Many barren women are mentioned in the Hebrew Scriptures, and we repeatedly see God showing them favor. Sarah, Abraham’s wife, was barren and past child-bearing years when God blessed her with baby Isaac (Genesis 17:15-19). Rachel, Jacob’s wife, was barren until God ”opened her womb” and she bore Joseph (Genesis 30:22-24). Barren Hannah poured out her soul before the Lord, and God gave her Samuel (1 Samuel 1).

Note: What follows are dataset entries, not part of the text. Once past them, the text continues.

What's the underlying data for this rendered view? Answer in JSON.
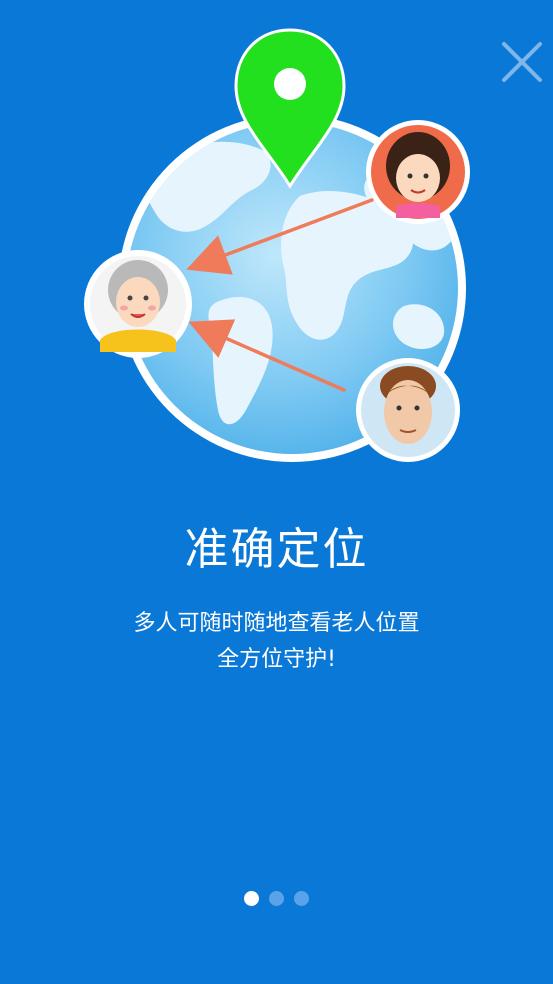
{
  "close_icon": "close-icon",
  "title": "准确定位",
  "subtitle": {
    "line1": "多人可随时随地查看老人位置",
    "line2": "全方位守护!"
  },
  "page_indicator": {
    "total": 3,
    "current": 1
  },
  "colors": {
    "background": "#0a78d7",
    "globe_water": "#8fd0f5",
    "globe_land": "#eaf6fd",
    "pin": "#22e01e",
    "arrow": "#f07b5a"
  }
}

Even before Moses, God chose a ”nobody,” Abraham, and made him a somebody. God chose Jacob over Esau, even though Esau was the elder, more earnest son and Jacob was a shifty, deceitful character. Election has nothing to do with worthiness but only divine usability, and in the Bible, usability normally comes from having walked through one’s own wrongness or ”littleness.” We see this especially in Mary, a ”humble servant” (Luke 1:48). God chose Israel’s first king, Saul, out of the tribe of Benjamin, the smallest and weakest tribe. The pattern always seems to be that ”the last will be first, and the first will be last” (Matthew 20:16). This is so consistently the pattern that we no longer recognize its subversive character. They became merely sweet rags to riches stories.
One of the more dramatic biblical stories in this regard is the story of David. God chose him, the youngest and least experienced son of Jesse, to be king over the nation. His father, who had many sons, did not even mentioned David as a possibility, but left him out in the fields (1 Samuel 16). David was thus the forgotten son who then became the beloved son of Yahweh, the archetypal whole man of Israel, laying the foundation for the son of David, Jesus.
In case after case, the victim becomes the real victor, leading Rene Girard to speak of ”the privileged position of the victim” as the absolutely unique and revolutionary perspective of the Bible. Without it, we are hardly prepared to understand the ”folly of the cross” of Jesus. Without this bias from the bottom, religion ends up defending propriety instead of human pain, the status quo instead of the suffering masses, triumphalism instead of truth, clerical privilege instead of charity and compassion. And this, from the Christianity that was once ”turning the whole world upside down” (Acts 17:6).
Richard Rohr, Daily Meditations, Tuesday, March 22, 2016